Collected data
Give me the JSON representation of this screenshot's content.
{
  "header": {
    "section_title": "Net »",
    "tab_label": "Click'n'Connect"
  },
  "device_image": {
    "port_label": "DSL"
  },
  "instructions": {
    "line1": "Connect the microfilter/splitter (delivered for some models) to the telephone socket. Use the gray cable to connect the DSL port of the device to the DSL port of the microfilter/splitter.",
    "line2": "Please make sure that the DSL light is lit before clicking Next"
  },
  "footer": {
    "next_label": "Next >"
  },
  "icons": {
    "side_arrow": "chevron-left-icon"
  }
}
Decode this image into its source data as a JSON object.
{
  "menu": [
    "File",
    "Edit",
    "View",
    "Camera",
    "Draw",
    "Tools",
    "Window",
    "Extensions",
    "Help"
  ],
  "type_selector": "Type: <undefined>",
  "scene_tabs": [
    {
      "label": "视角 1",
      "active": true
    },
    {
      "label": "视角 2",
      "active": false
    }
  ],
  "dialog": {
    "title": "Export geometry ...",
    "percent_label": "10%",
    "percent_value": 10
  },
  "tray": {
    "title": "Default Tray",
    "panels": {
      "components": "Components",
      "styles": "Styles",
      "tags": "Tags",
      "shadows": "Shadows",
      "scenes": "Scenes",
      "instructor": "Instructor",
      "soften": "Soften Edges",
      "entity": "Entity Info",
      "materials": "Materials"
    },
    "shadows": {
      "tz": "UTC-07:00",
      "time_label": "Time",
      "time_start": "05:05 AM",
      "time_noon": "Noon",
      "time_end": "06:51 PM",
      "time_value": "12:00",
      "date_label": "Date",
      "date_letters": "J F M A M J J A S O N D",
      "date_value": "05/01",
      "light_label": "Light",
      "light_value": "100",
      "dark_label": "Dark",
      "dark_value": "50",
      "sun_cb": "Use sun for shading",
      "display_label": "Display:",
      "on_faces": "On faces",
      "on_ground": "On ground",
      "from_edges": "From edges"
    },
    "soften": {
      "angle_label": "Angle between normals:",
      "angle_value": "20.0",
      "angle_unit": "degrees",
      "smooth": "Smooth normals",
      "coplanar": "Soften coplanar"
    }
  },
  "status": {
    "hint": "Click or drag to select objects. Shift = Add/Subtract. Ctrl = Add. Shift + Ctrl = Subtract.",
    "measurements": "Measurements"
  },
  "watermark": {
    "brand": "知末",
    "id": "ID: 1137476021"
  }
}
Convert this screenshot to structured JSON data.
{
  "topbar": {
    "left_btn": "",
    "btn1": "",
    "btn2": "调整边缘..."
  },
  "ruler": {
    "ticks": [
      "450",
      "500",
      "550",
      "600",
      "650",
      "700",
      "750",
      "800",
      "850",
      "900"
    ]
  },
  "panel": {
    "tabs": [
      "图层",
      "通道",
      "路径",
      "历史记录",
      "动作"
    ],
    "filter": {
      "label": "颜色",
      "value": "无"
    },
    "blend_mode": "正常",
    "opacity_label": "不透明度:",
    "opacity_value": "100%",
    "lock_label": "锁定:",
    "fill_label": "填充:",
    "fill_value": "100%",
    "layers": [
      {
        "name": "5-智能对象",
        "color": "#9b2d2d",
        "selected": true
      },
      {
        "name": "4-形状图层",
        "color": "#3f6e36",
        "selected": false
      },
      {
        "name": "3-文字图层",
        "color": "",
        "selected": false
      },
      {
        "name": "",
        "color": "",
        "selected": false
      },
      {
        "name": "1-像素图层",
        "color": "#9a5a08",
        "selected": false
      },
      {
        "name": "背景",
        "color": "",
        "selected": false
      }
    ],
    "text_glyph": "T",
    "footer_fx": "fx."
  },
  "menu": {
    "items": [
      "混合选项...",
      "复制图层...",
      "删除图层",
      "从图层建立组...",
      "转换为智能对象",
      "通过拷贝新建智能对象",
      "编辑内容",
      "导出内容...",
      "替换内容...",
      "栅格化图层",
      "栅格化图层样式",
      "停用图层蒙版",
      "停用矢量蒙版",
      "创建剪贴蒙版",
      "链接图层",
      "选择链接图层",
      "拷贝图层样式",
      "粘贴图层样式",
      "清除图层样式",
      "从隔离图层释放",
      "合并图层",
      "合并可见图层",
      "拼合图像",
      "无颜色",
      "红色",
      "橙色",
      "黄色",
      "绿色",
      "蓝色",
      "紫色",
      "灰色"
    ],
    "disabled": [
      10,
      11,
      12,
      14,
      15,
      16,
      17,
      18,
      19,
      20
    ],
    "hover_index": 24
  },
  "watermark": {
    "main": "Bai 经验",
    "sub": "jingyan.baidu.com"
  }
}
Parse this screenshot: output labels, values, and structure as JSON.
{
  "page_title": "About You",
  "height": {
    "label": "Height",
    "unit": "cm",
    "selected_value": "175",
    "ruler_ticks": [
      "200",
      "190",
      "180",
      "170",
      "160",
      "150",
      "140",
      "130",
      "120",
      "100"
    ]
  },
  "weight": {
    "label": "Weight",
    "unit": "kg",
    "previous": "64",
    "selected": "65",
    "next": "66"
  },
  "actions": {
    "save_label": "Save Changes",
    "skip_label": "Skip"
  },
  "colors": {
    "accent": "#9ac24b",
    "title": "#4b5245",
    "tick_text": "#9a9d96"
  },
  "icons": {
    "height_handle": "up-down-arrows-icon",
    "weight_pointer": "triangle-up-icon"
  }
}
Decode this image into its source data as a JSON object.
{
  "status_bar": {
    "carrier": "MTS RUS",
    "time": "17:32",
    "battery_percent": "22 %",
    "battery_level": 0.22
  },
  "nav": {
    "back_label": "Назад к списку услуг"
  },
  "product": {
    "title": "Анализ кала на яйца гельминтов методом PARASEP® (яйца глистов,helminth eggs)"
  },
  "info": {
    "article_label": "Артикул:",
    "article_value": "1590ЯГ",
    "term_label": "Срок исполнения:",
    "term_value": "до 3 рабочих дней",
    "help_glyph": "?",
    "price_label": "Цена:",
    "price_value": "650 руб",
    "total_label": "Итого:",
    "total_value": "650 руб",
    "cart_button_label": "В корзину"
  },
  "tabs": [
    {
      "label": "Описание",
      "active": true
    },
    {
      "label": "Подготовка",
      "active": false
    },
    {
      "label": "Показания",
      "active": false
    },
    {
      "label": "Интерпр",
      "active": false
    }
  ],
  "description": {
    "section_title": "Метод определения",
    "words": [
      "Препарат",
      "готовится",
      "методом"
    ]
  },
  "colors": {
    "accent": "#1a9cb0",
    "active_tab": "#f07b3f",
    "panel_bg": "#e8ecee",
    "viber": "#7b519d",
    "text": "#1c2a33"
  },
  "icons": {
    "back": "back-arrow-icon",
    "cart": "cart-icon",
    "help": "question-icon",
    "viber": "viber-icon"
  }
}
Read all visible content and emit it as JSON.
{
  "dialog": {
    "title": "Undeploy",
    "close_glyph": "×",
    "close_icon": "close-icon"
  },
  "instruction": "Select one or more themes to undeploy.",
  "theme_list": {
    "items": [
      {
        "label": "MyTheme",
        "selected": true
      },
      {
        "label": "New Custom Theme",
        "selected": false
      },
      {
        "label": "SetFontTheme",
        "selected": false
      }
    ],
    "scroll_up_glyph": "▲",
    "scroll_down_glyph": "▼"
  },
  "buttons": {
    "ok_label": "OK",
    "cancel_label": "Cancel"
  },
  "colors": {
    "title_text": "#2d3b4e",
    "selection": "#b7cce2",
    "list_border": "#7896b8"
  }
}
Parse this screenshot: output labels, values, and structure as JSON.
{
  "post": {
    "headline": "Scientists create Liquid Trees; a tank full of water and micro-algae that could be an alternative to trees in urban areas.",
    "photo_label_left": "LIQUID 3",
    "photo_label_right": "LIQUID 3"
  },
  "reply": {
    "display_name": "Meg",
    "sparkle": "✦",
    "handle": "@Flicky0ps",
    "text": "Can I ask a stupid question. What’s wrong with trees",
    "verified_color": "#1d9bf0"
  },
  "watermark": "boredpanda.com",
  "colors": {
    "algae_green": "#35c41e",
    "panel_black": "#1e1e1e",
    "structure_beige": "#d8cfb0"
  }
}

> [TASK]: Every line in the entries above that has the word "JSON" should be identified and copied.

> [REPLY]:
Give me the JSON representation of this screenshot's content.
Decode this image into its source data as a JSON object.
Convert this screenshot to structured JSON data.
Parse this screenshot: output labels, values, and structure as JSON.
Decode this image into its source data as a JSON object.
Read all visible content and emit it as JSON.
Parse this screenshot: output labels, values, and structure as JSON.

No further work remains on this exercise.